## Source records
*** Block opens ***

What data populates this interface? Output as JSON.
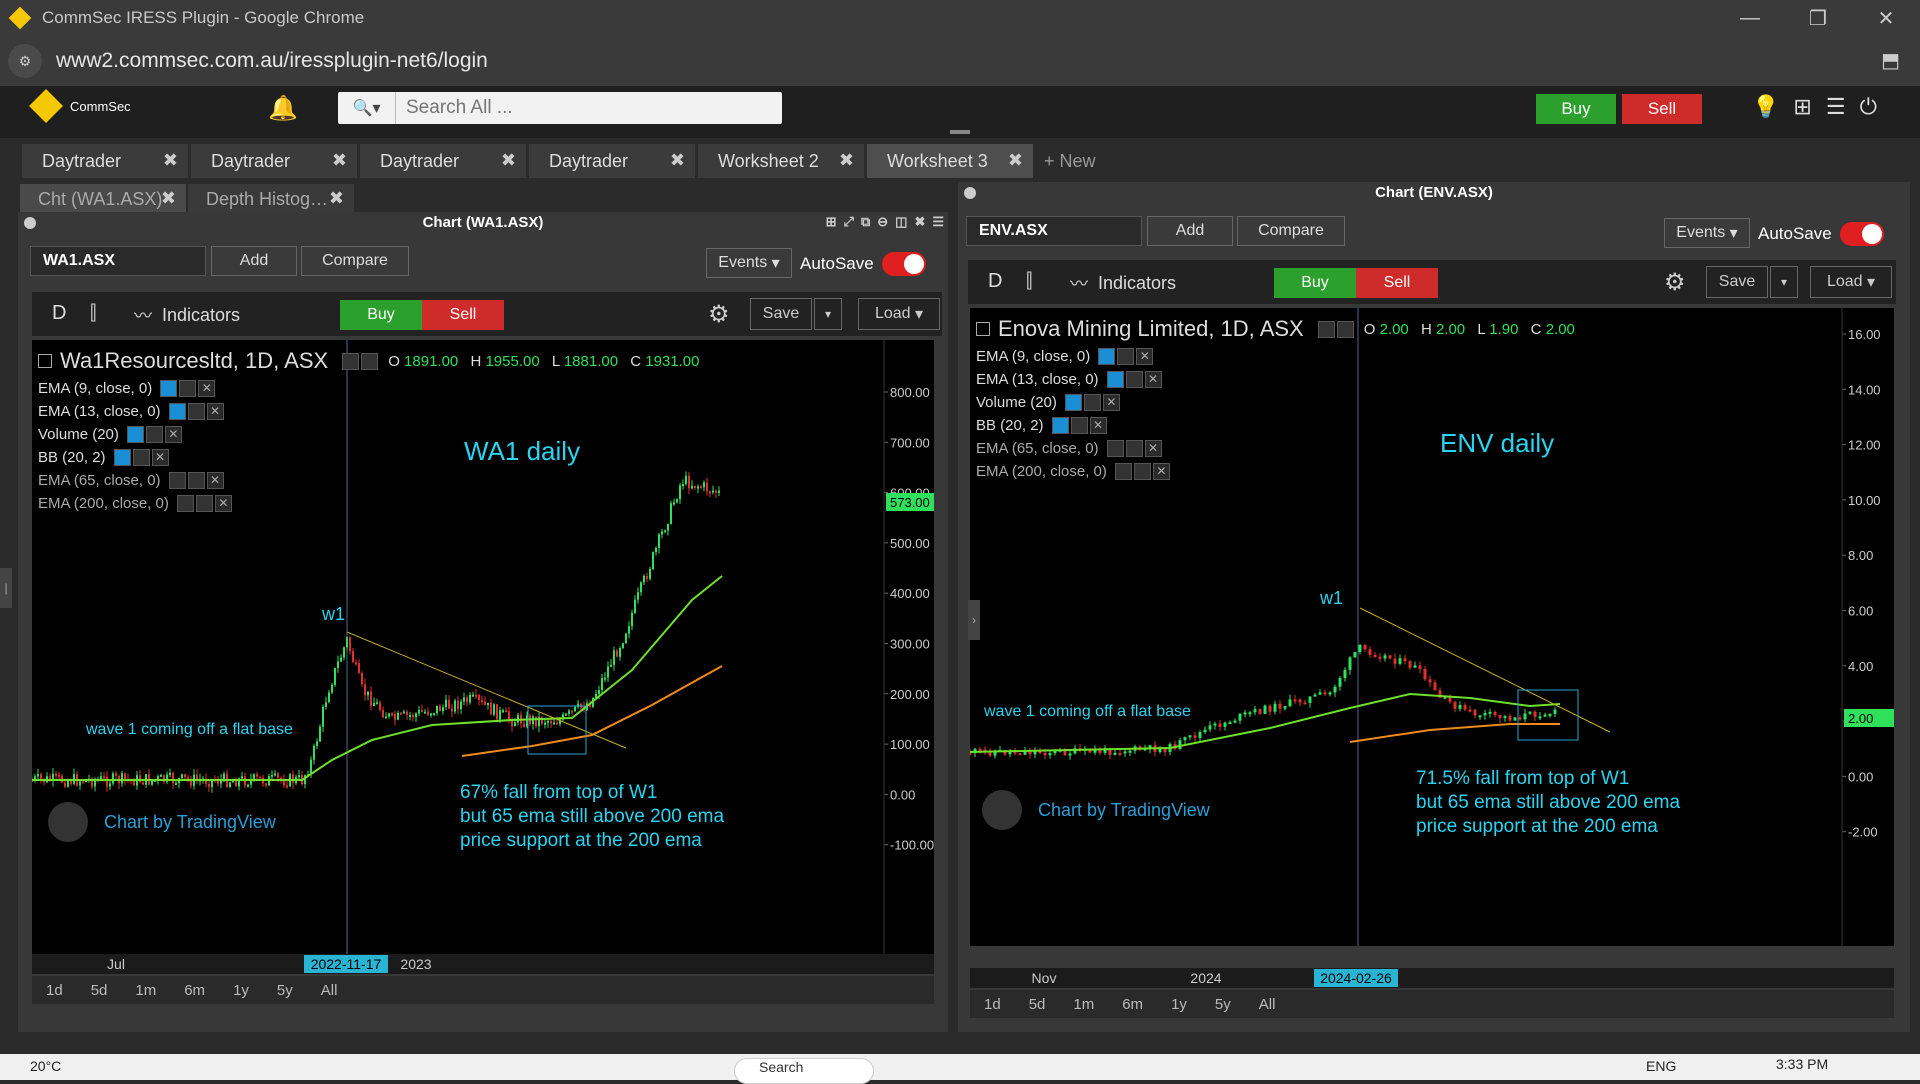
{
  "browser": {
    "title": "CommSec IRESS Plugin - Google Chrome",
    "url": "www2.commsec.com.au/iressplugin-net6/login"
  },
  "app": {
    "brand": "CommSec",
    "search_placeholder": "Search All ...",
    "buy_label": "Buy",
    "sell_label": "Sell"
  },
  "tabs": [
    {
      "label": "Daytrader"
    },
    {
      "label": "Daytrader"
    },
    {
      "label": "Daytrader"
    },
    {
      "label": "Daytrader"
    },
    {
      "label": "Worksheet 2"
    },
    {
      "label": "Worksheet 3"
    }
  ],
  "new_tab_label": "+ New",
  "subtabs": [
    {
      "label": "Cht (WA1.ASX)"
    },
    {
      "label": "Depth Histog…"
    }
  ],
  "left_chart": {
    "panel_title": "Chart (WA1.ASX)",
    "symbol": "WA1.ASX",
    "add_label": "Add",
    "compare_label": "Compare",
    "events_label": "Events",
    "autosave_label": "AutoSave",
    "interval": "D",
    "indicators_label": "Indicators",
    "buy_label": "Buy",
    "sell_label": "Sell",
    "save_label": "Save",
    "load_label": "Load",
    "legend_title": "Wa1Resourcesltd, 1D, ASX",
    "o_label": "O",
    "o": "1891.00",
    "h_label": "H",
    "h": "1955.00",
    "l_label": "L",
    "l": "1881.00",
    "c_label": "C",
    "c": "1931.00",
    "indicators": [
      {
        "label": "EMA (9, close, 0)",
        "visible": true
      },
      {
        "label": "EMA (13, close, 0)",
        "visible": true
      },
      {
        "label": "Volume (20)",
        "visible": true
      },
      {
        "label": "BB (20, 2)",
        "visible": true
      },
      {
        "label": "EMA (65, close, 0)",
        "visible": false
      },
      {
        "label": "EMA (200, close, 0)",
        "visible": false
      }
    ],
    "annotation_title": "WA1 daily",
    "wave_label": "w1",
    "base_note": "wave 1 coming off a flat base",
    "notes": [
      "67% fall from top of W1",
      "but 65 ema still above 200 ema",
      "price support at the 200 ema"
    ],
    "watermark": "Chart by TradingView",
    "price_labels": [
      "800.00",
      "700.00",
      "600.00",
      "500.00",
      "400.00",
      "300.00",
      "200.00",
      "100.00",
      "0.00",
      "-100.00"
    ],
    "last_price": "573.00",
    "time_labels": [
      "Jul",
      "2022-11-17",
      "2023"
    ],
    "ranges": [
      "1d",
      "5d",
      "1m",
      "6m",
      "1y",
      "5y",
      "All"
    ]
  },
  "right_chart": {
    "panel_title": "Chart (ENV.ASX)",
    "symbol": "ENV.ASX",
    "add_label": "Add",
    "compare_label": "Compare",
    "events_label": "Events",
    "autosave_label": "AutoSave",
    "interval": "D",
    "indicators_label": "Indicators",
    "buy_label": "Buy",
    "sell_label": "Sell",
    "save_label": "Save",
    "load_label": "Load",
    "legend_title": "Enova Mining Limited, 1D, ASX",
    "o_label": "O",
    "o": "2.00",
    "h_label": "H",
    "h": "2.00",
    "l_label": "L",
    "l": "1.90",
    "c_label": "C",
    "c": "2.00",
    "indicators": [
      {
        "label": "EMA (9, close, 0)",
        "visible": true
      },
      {
        "label": "EMA (13, close, 0)",
        "visible": true
      },
      {
        "label": "Volume (20)",
        "visible": true
      },
      {
        "label": "BB (20, 2)",
        "visible": true
      },
      {
        "label": "EMA (65, close, 0)",
        "visible": false
      },
      {
        "label": "EMA (200, close, 0)",
        "visible": false
      }
    ],
    "annotation_title": "ENV daily",
    "wave_label": "w1",
    "base_note": "wave 1 coming off a flat base",
    "notes": [
      "71.5% fall from top of W1",
      "but 65 ema still above 200 ema",
      "price support at the 200 ema"
    ],
    "watermark": "Chart by TradingView",
    "price_labels": [
      "16.00",
      "14.00",
      "12.00",
      "10.00",
      "8.00",
      "6.00",
      "4.00",
      "2.00",
      "0.00",
      "-2.00"
    ],
    "last_price": "2.00",
    "time_labels": [
      "Nov",
      "2024",
      "2024-02-26"
    ],
    "ranges": [
      "1d",
      "5d",
      "1m",
      "6m",
      "1y",
      "5y",
      "All"
    ]
  },
  "taskbar": {
    "weather": "20°C",
    "search": "Search",
    "lang": "ENG",
    "time": "3:33 PM"
  }
}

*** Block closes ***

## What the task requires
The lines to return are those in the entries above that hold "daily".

## Your response
    "annotation_title": "WA1 daily",
    "annotation_title": "ENV daily",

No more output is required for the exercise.